Denali National Park is six million acres of mostly untouched wilderness. I say mostly untouched because there is one long road, 91 miles in length, that reaches into the park. It is the only road. With the exception of the first 15 miles the only vehicles allowed are tour buses and service vehicles. When the road is closed in the winter the park is patrolled by dog sled. While not a part of the National Park program there are companies that offer flightseeing of the park and mountain. On most days it is the only way to really see Mt. McKinley. (The mountain has now been officially renamed to Denali.) Whether flying over or driving through the one thing that comes strikingly home is that Denali National Park is wilderness. Untouched, unspoiled, unmarred, and wild.
Betty and I experienced Denali National Park by both bus and plane.
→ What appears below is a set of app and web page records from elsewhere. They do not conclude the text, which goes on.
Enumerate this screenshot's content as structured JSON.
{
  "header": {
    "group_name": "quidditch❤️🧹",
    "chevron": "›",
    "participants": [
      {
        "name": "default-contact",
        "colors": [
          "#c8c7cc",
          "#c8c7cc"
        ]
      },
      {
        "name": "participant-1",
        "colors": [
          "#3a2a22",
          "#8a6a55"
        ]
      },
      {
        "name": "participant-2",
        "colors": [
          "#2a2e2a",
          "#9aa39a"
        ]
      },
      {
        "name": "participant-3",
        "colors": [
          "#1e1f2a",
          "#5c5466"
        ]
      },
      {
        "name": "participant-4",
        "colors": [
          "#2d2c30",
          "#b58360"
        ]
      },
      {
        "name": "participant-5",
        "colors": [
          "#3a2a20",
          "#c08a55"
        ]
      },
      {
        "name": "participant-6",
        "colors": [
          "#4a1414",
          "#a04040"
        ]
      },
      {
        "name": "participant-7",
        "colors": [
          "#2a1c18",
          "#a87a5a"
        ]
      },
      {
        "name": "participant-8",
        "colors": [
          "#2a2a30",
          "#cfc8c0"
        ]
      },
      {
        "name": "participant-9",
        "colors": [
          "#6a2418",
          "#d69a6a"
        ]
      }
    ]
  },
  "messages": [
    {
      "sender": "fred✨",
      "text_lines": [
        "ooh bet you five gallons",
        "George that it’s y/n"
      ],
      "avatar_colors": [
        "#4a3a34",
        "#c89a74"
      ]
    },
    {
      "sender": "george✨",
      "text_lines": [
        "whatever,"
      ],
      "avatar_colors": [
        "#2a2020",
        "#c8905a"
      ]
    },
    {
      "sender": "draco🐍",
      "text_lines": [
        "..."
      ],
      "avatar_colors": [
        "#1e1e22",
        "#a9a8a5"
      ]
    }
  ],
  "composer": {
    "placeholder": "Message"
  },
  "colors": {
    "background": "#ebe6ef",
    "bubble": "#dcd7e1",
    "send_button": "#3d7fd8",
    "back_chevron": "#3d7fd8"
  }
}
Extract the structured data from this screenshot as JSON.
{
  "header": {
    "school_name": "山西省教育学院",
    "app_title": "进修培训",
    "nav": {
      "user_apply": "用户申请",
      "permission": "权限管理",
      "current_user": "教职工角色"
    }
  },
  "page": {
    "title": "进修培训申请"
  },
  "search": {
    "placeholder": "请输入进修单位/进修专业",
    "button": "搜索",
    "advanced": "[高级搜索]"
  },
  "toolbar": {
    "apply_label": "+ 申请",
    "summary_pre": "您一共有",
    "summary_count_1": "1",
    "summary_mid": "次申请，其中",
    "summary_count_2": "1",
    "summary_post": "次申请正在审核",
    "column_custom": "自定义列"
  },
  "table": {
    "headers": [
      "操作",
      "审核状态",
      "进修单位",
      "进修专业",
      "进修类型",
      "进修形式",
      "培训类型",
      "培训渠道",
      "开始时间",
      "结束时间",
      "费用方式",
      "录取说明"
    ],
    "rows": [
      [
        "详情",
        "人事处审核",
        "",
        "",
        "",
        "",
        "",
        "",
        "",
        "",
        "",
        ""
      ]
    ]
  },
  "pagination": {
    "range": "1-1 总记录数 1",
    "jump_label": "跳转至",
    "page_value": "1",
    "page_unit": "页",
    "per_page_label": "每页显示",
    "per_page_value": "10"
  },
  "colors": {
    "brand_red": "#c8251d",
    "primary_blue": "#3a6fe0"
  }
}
Our plane ride flew us around Mt. McKinley peak and landed on one of the many glaciers that continue to shape and carve the landscape. Denali comes from the local Native American language and means the mighty one. Later that day we took a bus tour which drove us sixty some miles into the park for a closer look at what we saw from the air. That closer look on the bus allowed us to see the details of the land. What looked like sparkling diamonds from the air turned out to be hundreds of small ponds. A smear of color became a giant area of multi-colored boulders. For whatever reason, and much to our disappointment, we didn’t spot any wildlife on our bus trip until after 40 long miles. We eventually did see some caribou and a grizzly bear. But somewhere before then, when it seemed like we wouldn’t spot anything, the thought came to me that if this were Disneyland the animals would be scripted to appear at certain spots.
That one thought got me thinking about the difference between the two destinations. Disneyland is controlled and scripted. Every guest’s experience is, in large measure, very similar. The right mechanical animals pop out at the right time. Everything is cleaned, maintained, and designed to look a certain way. I recently saw a video a friend captured while going through “It’s a Small World” earlier this year. I haven’t been on that ride in close to 30 years, but it looked and sounded remarkably similar to my memories. Compare that with the wildness of Denali. Nothing is controlled, nothing is scripted, and while the experience of each visitor may have some similarities they are by no means the same.
As I listen to and observe folks there seems to be a desire for our Christian walk to be like a Disneyland experience. (Without the lines!) That our walk with Jesus should be predictable and scripted. That if we do or say certain things then certain things happen. That if we go on a particular ride, make a particular commitment, that we will have a predictable outcome. That if we pray a certain way our expectations will be met. And if none of these are the case, if our expectations are not met, then we walk away and, in a sense, want our money back.
Walking with Christ is not like Disneyland but like Denali National Park. It is an unscripted and unique experience for each person that chooses to walk that one road. The wilderness is the world surrounds us. But wilder and seemingly more unpredictable are the winds of the Holy Spirit and the ways of God. One person may come to Christ and experience an immediate and miraculous release from a habit while another may struggle with it for a while or even much longer. One person may pray for healing and receive it while another suffers along for a time. One may have a wonderful and insightful time of growth while someone else experiences a time of dormancy. To try and make our walk with Christ like Disneyland will end in failure. But to walk with Jesus through whatever wildness and wilderness He leads us through will eventually bring us to Zion. Or to be a bit poetic, to Denali – The Mighty One. “But He led forth His own people like sheep And guided them in the wilderness like a flock;” (Psalm 78:52, NASB95) And, “How blessed is the man whose strength is in You, In whose heart are the highways to Zion! Passing through the valley of Baca they make it a spring; The early rain also covers it with blessings. They go from strength to strength, Every one of them appears before God in Zion.” (Psalm 84:5–7, NASB95)
Latest posts by Dale Heinold (see all)
- Walking Through 2nd Peter – Right Words, Wrong Heart - April 18, 2018
- Signed and Sealed - April 16, 2018
- Walking Through 2nd Peter – God’s Judgment, Our Preservation - April 11, 2018